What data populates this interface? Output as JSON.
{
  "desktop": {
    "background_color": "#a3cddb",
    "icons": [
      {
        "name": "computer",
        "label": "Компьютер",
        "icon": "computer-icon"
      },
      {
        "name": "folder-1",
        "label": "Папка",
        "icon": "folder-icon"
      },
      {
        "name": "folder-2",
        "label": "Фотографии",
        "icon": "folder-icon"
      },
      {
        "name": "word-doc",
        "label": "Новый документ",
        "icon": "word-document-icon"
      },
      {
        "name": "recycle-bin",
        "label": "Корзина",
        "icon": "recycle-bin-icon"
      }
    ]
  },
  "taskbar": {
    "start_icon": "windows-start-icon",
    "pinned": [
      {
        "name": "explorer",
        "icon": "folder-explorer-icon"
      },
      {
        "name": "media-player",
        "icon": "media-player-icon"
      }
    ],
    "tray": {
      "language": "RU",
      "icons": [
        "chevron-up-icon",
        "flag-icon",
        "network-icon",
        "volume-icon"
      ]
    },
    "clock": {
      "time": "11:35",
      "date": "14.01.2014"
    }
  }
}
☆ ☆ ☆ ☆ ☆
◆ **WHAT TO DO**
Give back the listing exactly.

◆ **RESPONSE TO THE EXERCISE**
What data populates this interface? Output as JSON.
{
  "desktop": {
    "background_color": "#a3cddb",
    "icons": [
      {
        "name": "computer",
        "label": "Компьютер",
        "icon": "computer-icon"
      },
      {
        "name": "folder-1",
        "label": "Папка",
        "icon": "folder-icon"
      },
      {
        "name": "folder-2",
        "label": "Фотографии",
        "icon": "folder-icon"
      },
      {
        "name": "word-doc",
        "label": "Новый документ",
        "icon": "word-document-icon"
      },
      {
        "name": "recycle-bin",
        "label": "Корзина",
        "icon": "recycle-bin-icon"
      }
    ]
  },
  "taskbar": {
    "start_icon": "windows-start-icon",
    "pinned": [
      {
        "name": "explorer",
        "icon": "folder-explorer-icon"
      },
      {
        "name": "media-player",
        "icon": "media-player-icon"
      }
    ],
    "tray": {
      "language": "RU",
      "icons": [
        "chevron-up-icon",
        "flag-icon",
        "network-icon",
        "volume-icon"
      ]
    },
    "clock": {
      "time": "11:35",
      "date": "14.01.2014"
    }
  }
}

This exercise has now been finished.